## What you need to do
Show only those lines of the entries where the string "detail" is found.

□ □ □ □

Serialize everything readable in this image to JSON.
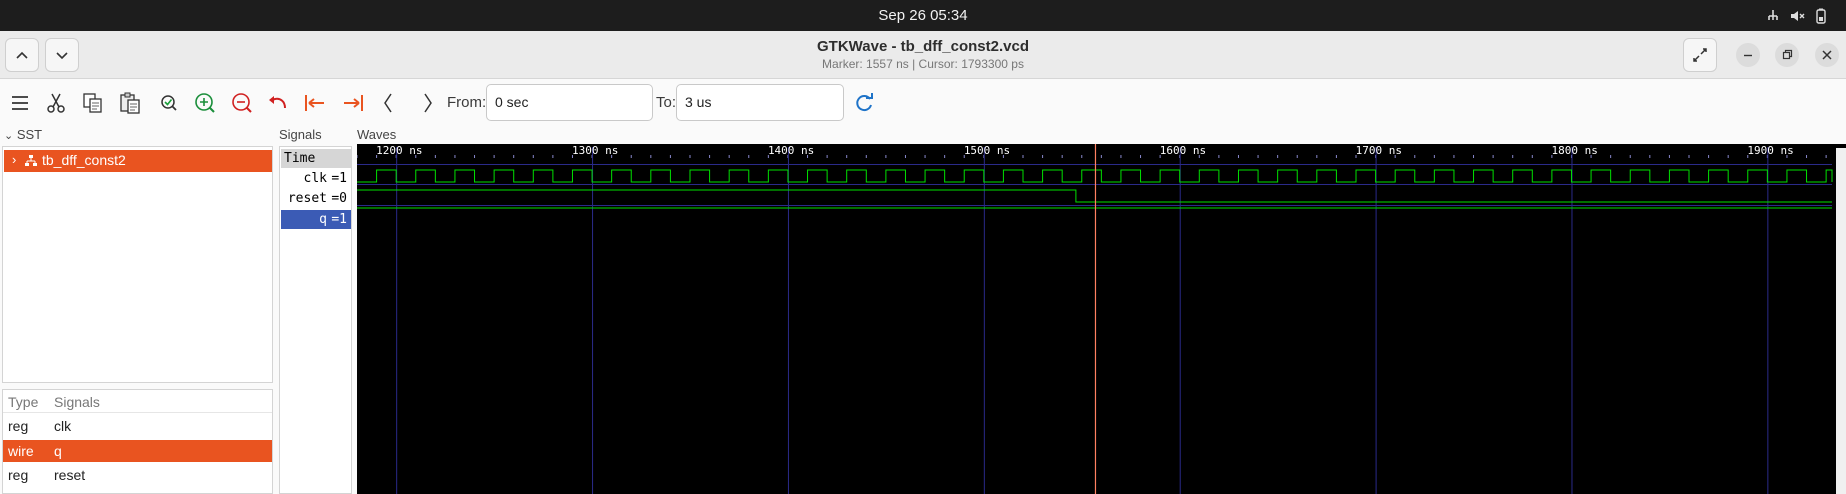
{
  "system_bar": {
    "clock": "Sep 26  05:34"
  },
  "window": {
    "title": "GTKWave - tb_dff_const2.vcd",
    "subtitle": "Marker: 1557 ns  |  Cursor: 1793300 ps"
  },
  "toolbar": {
    "from_label": "From:",
    "from_value": "0 sec",
    "to_label": "To:",
    "to_value": "3 us"
  },
  "sst": {
    "label": "SST",
    "tree": [
      {
        "label": "tb_dff_const2",
        "selected": true
      }
    ]
  },
  "signal_table": {
    "headers": {
      "type": "Type",
      "signals": "Signals"
    },
    "rows": [
      {
        "type": "reg",
        "name": "clk",
        "selected": false
      },
      {
        "type": "wire",
        "name": "q",
        "selected": true
      },
      {
        "type": "reg",
        "name": "reset",
        "selected": false
      }
    ]
  },
  "signals_pane": {
    "label": "Signals",
    "rows": [
      {
        "name": "Time",
        "value": "",
        "style": "header"
      },
      {
        "name": "clk",
        "value": "=1",
        "style": "normal"
      },
      {
        "name": "reset",
        "value": "=0",
        "style": "normal"
      },
      {
        "name": "q",
        "value": "=1",
        "style": "selected"
      }
    ]
  },
  "waves": {
    "label": "Waves",
    "time_labels": [
      "1200 ns",
      "1300 ns",
      "1400 ns",
      "1500 ns",
      "1600 ns",
      "1700 ns",
      "1800 ns",
      "1900 ns"
    ],
    "view_start_ns": 1180,
    "view_end_ns": 1933,
    "clock_period_ns": 20,
    "clock_first_rise_ns": 1190,
    "reset_fall_ns": 1547,
    "marker_ns": 1557,
    "colors": {
      "wave": "#00e000",
      "grid": "#2a2a8a",
      "marker": "#ff8060",
      "background": "#000000",
      "text": "#ffffff"
    }
  },
  "colors": {
    "accent": "#e95420",
    "selected_signal": "#3b5bb5"
  }
}
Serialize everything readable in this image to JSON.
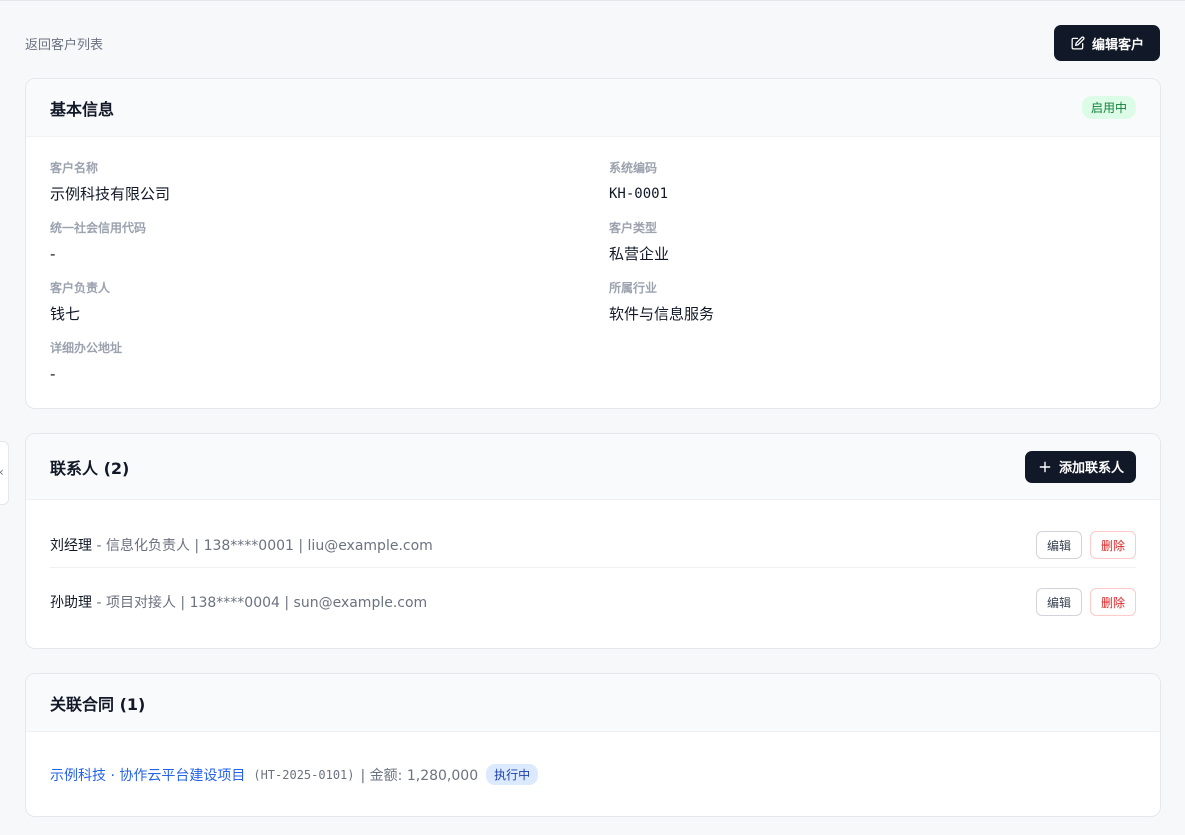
{
  "top": {
    "back_label": "返回客户列表",
    "edit_customer_label": "编辑客户"
  },
  "basic_info": {
    "title": "基本信息",
    "status": "启用中",
    "fields": {
      "customer_name": {
        "label": "客户名称",
        "value": "示例科技有限公司"
      },
      "system_code": {
        "label": "系统编码",
        "value": "KH-0001"
      },
      "credit_code": {
        "label": "统一社会信用代码",
        "value": "-"
      },
      "customer_type": {
        "label": "客户类型",
        "value": "私营企业"
      },
      "owner": {
        "label": "客户负责人",
        "value": "钱七"
      },
      "industry": {
        "label": "所属行业",
        "value": "软件与信息服务"
      },
      "address": {
        "label": "详细办公地址",
        "value": "-"
      }
    }
  },
  "contacts": {
    "title": "联系人 (2)",
    "add_label": "添加联系人",
    "edit_label": "编辑",
    "delete_label": "删除",
    "items": [
      {
        "name": "刘经理",
        "detail": " - 信息化负责人 | 138****0001 | liu@example.com"
      },
      {
        "name": "孙助理",
        "detail": " - 项目对接人 | 138****0004 | sun@example.com"
      }
    ]
  },
  "contracts": {
    "title": "关联合同 (1)",
    "items": [
      {
        "name": "示例科技 · 协作云平台建设项目",
        "code": "(HT-2025-0101)",
        "amount": "| 金额: 1,280,000",
        "status": "执行中"
      }
    ]
  }
}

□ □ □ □

## Answer to the exercise
        "detail": " - 信息化负责人 | 138****0001 | liu@example.com"
        "detail": " - 项目对接人 | 138****0004 | sun@example.com"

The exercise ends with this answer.